— Task to carry out —
Only lines that contain the word "this" are to be returned from the data below.

Extracted records
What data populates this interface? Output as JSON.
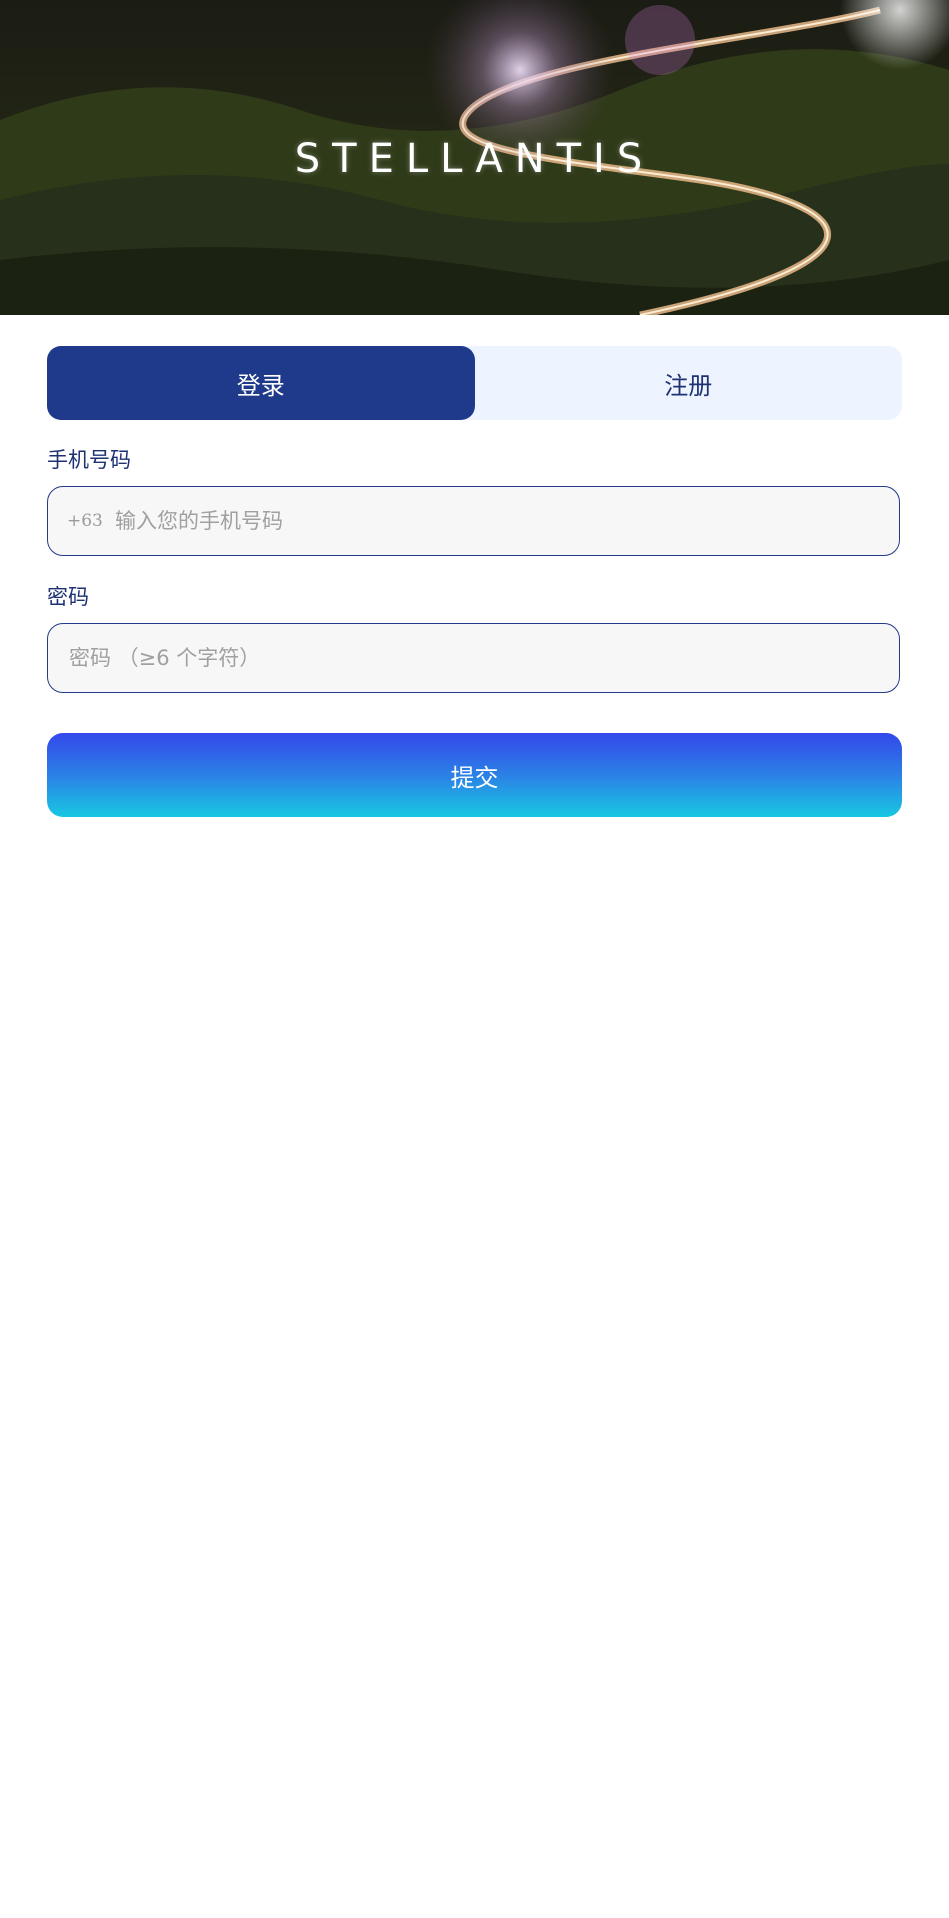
{
  "header": {
    "logo_text": "STELLANTIS"
  },
  "tabs": {
    "login_label": "登录",
    "register_label": "注册",
    "active": "login"
  },
  "form": {
    "phone_label": "手机号码",
    "phone_prefix": "+63",
    "phone_placeholder": "输入您的手机号码",
    "phone_value": "",
    "password_label": "密码",
    "password_placeholder": "密码 （≥6 个字符）",
    "password_value": "",
    "submit_label": "提交"
  },
  "colors": {
    "primary": "#1f3a8a",
    "tab_inactive_bg": "#eef4ff",
    "label_text": "#1e3273",
    "submit_gradient_top": "#3448ea",
    "submit_gradient_bottom": "#18c8e2"
  }
}
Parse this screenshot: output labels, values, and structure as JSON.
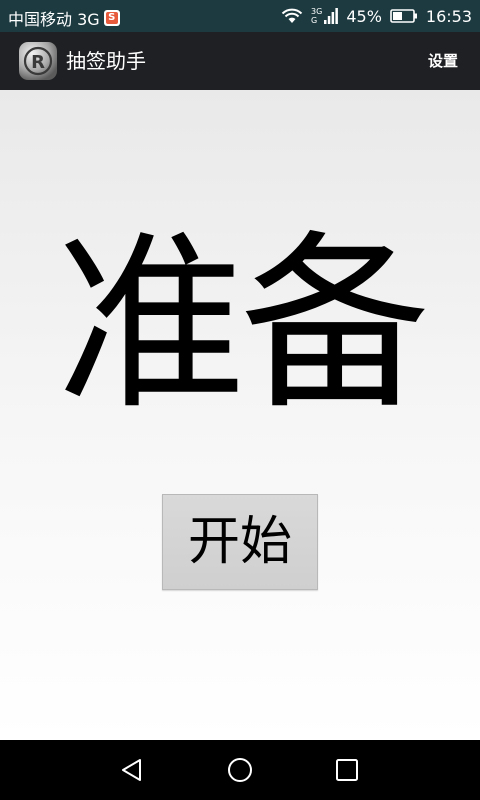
{
  "status_bar": {
    "carrier": "中国移动 3G",
    "network_top": "3G",
    "network_bottom": "G",
    "battery_percent": "45%",
    "time": "16:53"
  },
  "action_bar": {
    "title": "抽签助手",
    "settings_label": "设置",
    "logo_icon": "registered-trademark-icon"
  },
  "main": {
    "status_text": "准备",
    "start_label": "开始"
  },
  "nav_bar": {
    "back_icon": "back-triangle-icon",
    "home_icon": "home-circle-icon",
    "recent_icon": "recent-apps-square-icon"
  },
  "colors": {
    "status_bar_bg": "#1c3a40",
    "action_bar_bg": "#1f2023",
    "button_bg": "#d4d4d4",
    "nav_bar_bg": "#000000"
  }
}
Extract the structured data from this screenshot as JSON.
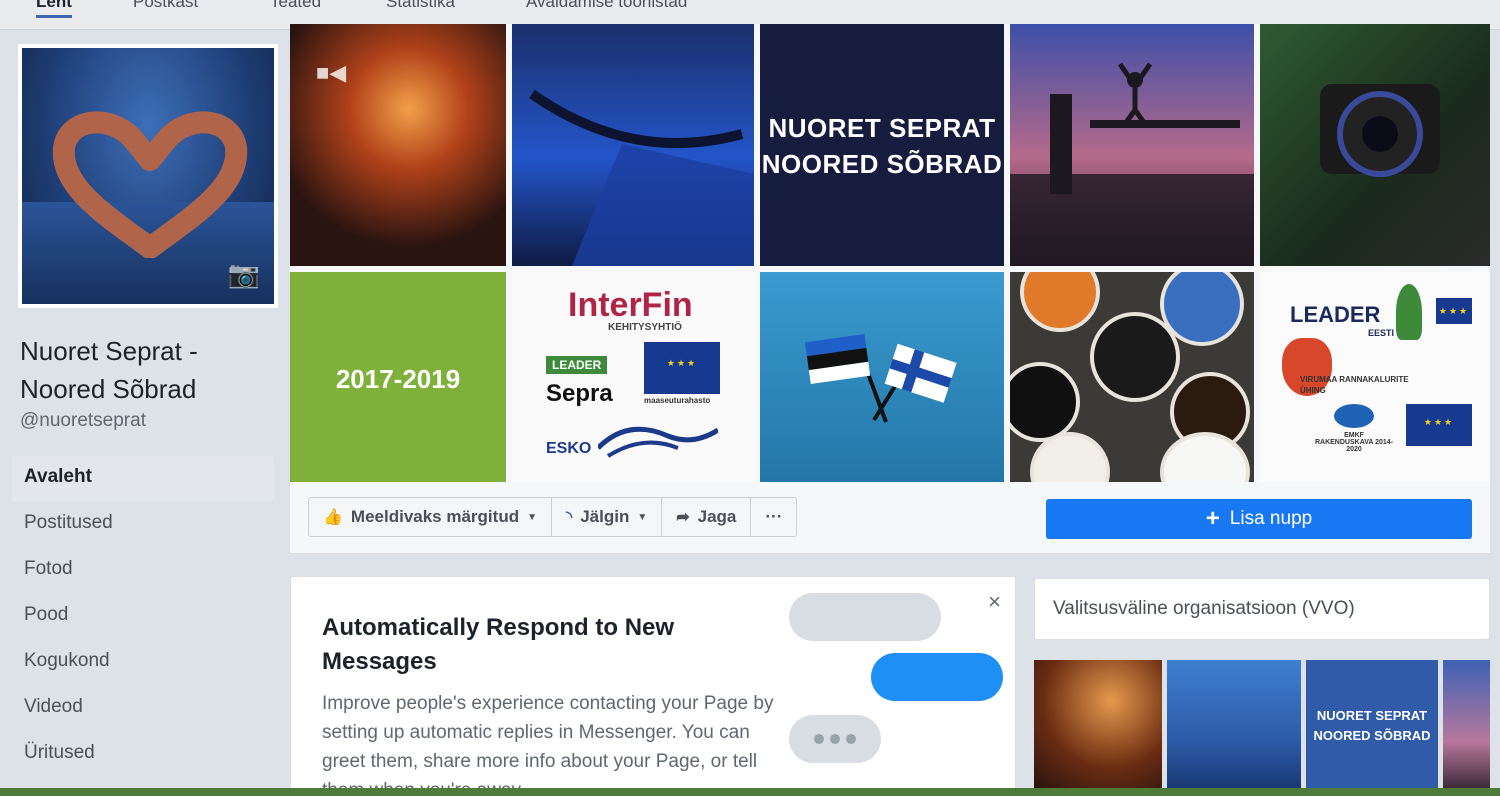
{
  "top_tabs": [
    "Lent",
    "Postkast",
    "Teated",
    "Statistika",
    "Avaldamise tööriistad"
  ],
  "page": {
    "name": "Nuoret Seprat - Noored Sõbrad",
    "handle": "@nuoretseprat"
  },
  "nav": [
    "Avaleht",
    "Postitused",
    "Fotod",
    "Pood",
    "Kogukond",
    "Videod",
    "Üritused"
  ],
  "cover": {
    "title_line1": "NUORET SEPRAT",
    "title_line2": "NOORED SÕBRAD",
    "years": "2017-2019",
    "logos": {
      "interfin": "InterFin",
      "interfin_sub": "KEHITYSYHTIÖ",
      "leader": "LEADER",
      "sepra": "Sepra",
      "eu_fund": "maaseuturahasto",
      "esko": "ESKO",
      "leader_eesti": "LEADER",
      "eesti": "EESTI",
      "virumaa": "VIRUMAA RANNAKALURITE ÜHING",
      "emkf": "EMKF RAKENDUSKAVA 2014-2020"
    }
  },
  "actions": {
    "like": "Meeldivaks märgitud",
    "follow": "Jälgin",
    "share": "Jaga",
    "more": "···",
    "add_button": "Lisa nupp"
  },
  "message_card": {
    "title": "Automatically Respond to New Messages",
    "body": "Improve people's experience contacting your Page by setting up automatic replies in Messenger. You can greet them, share more info about your Page, or tell them when you're away."
  },
  "category": "Valitsusväline organisatsioon (VVO)",
  "thumb_text": {
    "line1": "NUORET SEPRAT",
    "line2": "NOORED SÕBRAD"
  },
  "colors": {
    "accent": "#1877f2",
    "brand_blue": "#4267b2",
    "green_tile": "#7fb13a"
  }
}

— Solution —
What data populates this interface? Output as JSON.
Parse this screenshot: output labels, values, and structure as JSON.
Extract the structured data from this screenshot as JSON.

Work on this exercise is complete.